After a month filled with reminders about keeping gaming history available, here are a few additional thoughts about those challenges and possibilities.
In one of her first English interviews, Martinican developer Muriel Tramis talks about her career in games at Coktel Vision, the things that inspired her to make (and remake) Méwilo, and that one time she worked in the weapons industry.
Some thoughts about the new frontiers opened by the risky but extremely promising emulation work recently implemented by the Internet Archive.
QuickTime enabled low-cost videos on computers, paving the way for new uses of multimedia. That said, we should all probably stop using it now.
An old CD-ROM review directory serves as a reminder of the cultural significance of multimedia – and why that period is worth reevaluating.
Liryl, one of the central characters in Sierra’s Lighthouse: The Dark Being, is so unusual and thorny as to deserve special attention.
A recap of Jason Scott’s discussion about the legality of open game archiving at the National Digital Stewardship Residency 2016 Symposium.
After six years playing obscure games and sporadically blogging, I feel compelled to talk at length about the cultural issues that plague video games and how I hope – even a little – to turn gaming back to optimism and excitement.
The Obscuritory turns ten years old. A reflection on why I started it, how it’s grown, and what it means to me.
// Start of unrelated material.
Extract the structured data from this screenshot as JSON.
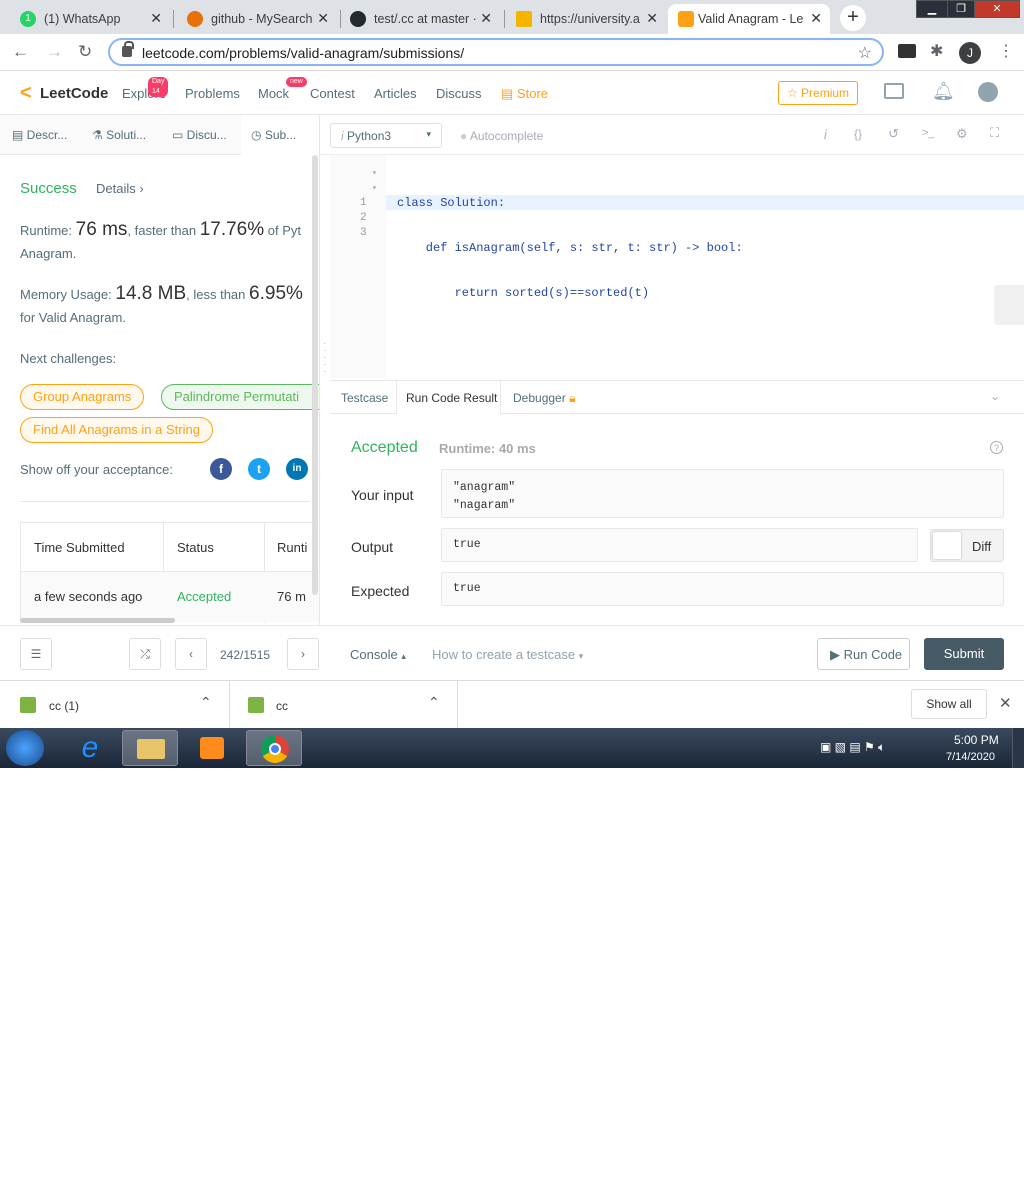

A brief reflection on the Smithsonian’s new exhibit on video games and how their take on the early days of gaming matters to this blog.